- **EXERCISE PROMPT**: Below are entries to return in full. Keep each one exact.

== DATASET

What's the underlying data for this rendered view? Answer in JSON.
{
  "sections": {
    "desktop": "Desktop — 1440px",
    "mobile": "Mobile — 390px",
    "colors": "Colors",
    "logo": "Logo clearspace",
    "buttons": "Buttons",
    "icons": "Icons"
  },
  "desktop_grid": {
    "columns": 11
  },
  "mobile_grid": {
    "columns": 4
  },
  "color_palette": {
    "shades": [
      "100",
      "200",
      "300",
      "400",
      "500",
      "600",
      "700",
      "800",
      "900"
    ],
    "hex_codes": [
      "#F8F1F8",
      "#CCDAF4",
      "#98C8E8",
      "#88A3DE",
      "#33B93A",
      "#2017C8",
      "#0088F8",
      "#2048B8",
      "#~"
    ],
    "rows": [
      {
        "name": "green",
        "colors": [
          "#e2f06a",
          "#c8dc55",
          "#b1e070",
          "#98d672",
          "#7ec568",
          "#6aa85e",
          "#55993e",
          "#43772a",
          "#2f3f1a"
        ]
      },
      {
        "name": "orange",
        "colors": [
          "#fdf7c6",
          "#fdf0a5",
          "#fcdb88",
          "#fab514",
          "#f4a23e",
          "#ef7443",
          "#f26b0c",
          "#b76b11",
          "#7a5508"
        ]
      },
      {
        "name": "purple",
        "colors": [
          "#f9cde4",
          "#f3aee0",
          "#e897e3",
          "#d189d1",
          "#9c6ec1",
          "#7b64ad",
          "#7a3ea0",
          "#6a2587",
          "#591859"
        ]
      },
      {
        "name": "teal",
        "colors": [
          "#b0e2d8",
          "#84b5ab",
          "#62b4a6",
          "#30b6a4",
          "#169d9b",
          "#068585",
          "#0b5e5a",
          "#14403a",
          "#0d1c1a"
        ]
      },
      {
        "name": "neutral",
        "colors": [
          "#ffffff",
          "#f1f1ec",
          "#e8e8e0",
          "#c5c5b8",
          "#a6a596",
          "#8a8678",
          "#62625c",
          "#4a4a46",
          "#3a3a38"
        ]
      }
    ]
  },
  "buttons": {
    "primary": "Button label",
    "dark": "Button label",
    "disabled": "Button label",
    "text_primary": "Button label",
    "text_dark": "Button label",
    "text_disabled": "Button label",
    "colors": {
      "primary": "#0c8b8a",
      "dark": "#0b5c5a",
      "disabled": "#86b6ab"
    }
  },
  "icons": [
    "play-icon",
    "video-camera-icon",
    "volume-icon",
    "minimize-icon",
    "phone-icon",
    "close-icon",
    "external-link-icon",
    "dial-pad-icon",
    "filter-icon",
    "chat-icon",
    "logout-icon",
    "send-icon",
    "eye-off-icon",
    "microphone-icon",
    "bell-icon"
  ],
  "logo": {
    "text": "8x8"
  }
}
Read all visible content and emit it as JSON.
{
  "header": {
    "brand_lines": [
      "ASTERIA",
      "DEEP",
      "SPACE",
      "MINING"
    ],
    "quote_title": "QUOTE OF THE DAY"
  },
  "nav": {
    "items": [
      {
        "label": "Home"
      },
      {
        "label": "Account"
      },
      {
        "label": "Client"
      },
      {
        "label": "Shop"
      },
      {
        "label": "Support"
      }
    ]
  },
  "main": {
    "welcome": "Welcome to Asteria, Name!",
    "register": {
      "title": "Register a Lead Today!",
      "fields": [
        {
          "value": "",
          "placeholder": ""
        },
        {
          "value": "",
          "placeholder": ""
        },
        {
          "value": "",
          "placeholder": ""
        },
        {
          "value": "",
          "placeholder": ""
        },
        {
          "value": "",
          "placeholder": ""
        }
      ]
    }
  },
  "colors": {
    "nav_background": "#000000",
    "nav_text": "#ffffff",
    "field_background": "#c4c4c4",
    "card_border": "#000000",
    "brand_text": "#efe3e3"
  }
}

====

- **FINISHED TASK**:
What's the underlying data for this rendered view? Answer in JSON.
{
  "sections": {
    "desktop": "Desktop — 1440px",
    "mobile": "Mobile — 390px",
    "colors": "Colors",
    "logo": "Logo clearspace",
    "buttons": "Buttons",
    "icons": "Icons"
  },
  "desktop_grid": {
    "columns": 11
  },
  "mobile_grid": {
    "columns": 4
  },
  "color_palette": {
    "shades": [
      "100",
      "200",
      "300",
      "400",
      "500",
      "600",
      "700",
      "800",
      "900"
    ],
    "hex_codes": [
      "#F8F1F8",
      "#CCDAF4",
      "#98C8E8",
      "#88A3DE",
      "#33B93A",
      "#2017C8",
      "#0088F8",
      "#2048B8",
      "#~"
    ],
    "rows": [
      {
        "name": "green",
        "colors": [
          "#e2f06a",
          "#c8dc55",
          "#b1e070",
          "#98d672",
          "#7ec568",
          "#6aa85e",
          "#55993e",
          "#43772a",
          "#2f3f1a"
        ]
      },
      {
        "name": "orange",
        "colors": [
          "#fdf7c6",
          "#fdf0a5",
          "#fcdb88",
          "#fab514",
          "#f4a23e",
          "#ef7443",
          "#f26b0c",
          "#b76b11",
          "#7a5508"
        ]
      },
      {
        "name": "purple",
        "colors": [
          "#f9cde4",
          "#f3aee0",
          "#e897e3",
          "#d189d1",
          "#9c6ec1",
          "#7b64ad",
          "#7a3ea0",
          "#6a2587",
          "#591859"
        ]
      },
      {
        "name": "teal",
        "colors": [
          "#b0e2d8",
          "#84b5ab",
          "#62b4a6",
          "#30b6a4",
          "#169d9b",
          "#068585",
          "#0b5e5a",
          "#14403a",
          "#0d1c1a"
        ]
      },
      {
        "name": "neutral",
        "colors": [
          "#ffffff",
          "#f1f1ec",
          "#e8e8e0",
          "#c5c5b8",
          "#a6a596",
          "#8a8678",
          "#62625c",
          "#4a4a46",
          "#3a3a38"
        ]
      }
    ]
  },
  "buttons": {
    "primary": "Button label",
    "dark": "Button label",
    "disabled": "Button label",
    "text_primary": "Button label",
    "text_dark": "Button label",
    "text_disabled": "Button label",
    "colors": {
      "primary": "#0c8b8a",
      "dark": "#0b5c5a",
      "disabled": "#86b6ab"
    }
  },
  "icons": [
    "play-icon",
    "video-camera-icon",
    "volume-icon",
    "minimize-icon",
    "phone-icon",
    "close-icon",
    "external-link-icon",
    "dial-pad-icon",
    "filter-icon",
    "chat-icon",
    "logout-icon",
    "send-icon",
    "eye-off-icon",
    "microphone-icon",
    "bell-icon"
  ],
  "logo": {
    "text": "8x8"
  }
}
Read all visible content and emit it as JSON.
{
  "header": {
    "brand_lines": [
      "ASTERIA",
      "DEEP",
      "SPACE",
      "MINING"
    ],
    "quote_title": "QUOTE OF THE DAY"
  },
  "nav": {
    "items": [
      {
        "label": "Home"
      },
      {
        "label": "Account"
      },
      {
        "label": "Client"
      },
      {
        "label": "Shop"
      },
      {
        "label": "Support"
      }
    ]
  },
  "main": {
    "welcome": "Welcome to Asteria, Name!",
    "register": {
      "title": "Register a Lead Today!",
      "fields": [
        {
          "value": "",
          "placeholder": ""
        },
        {
          "value": "",
          "placeholder": ""
        },
        {
          "value": "",
          "placeholder": ""
        },
        {
          "value": "",
          "placeholder": ""
        },
        {
          "value": "",
          "placeholder": ""
        }
      ]
    }
  },
  "colors": {
    "nav_background": "#000000",
    "nav_text": "#ffffff",
    "field_background": "#c4c4c4",
    "card_border": "#000000",
    "brand_text": "#efe3e3"
  }
}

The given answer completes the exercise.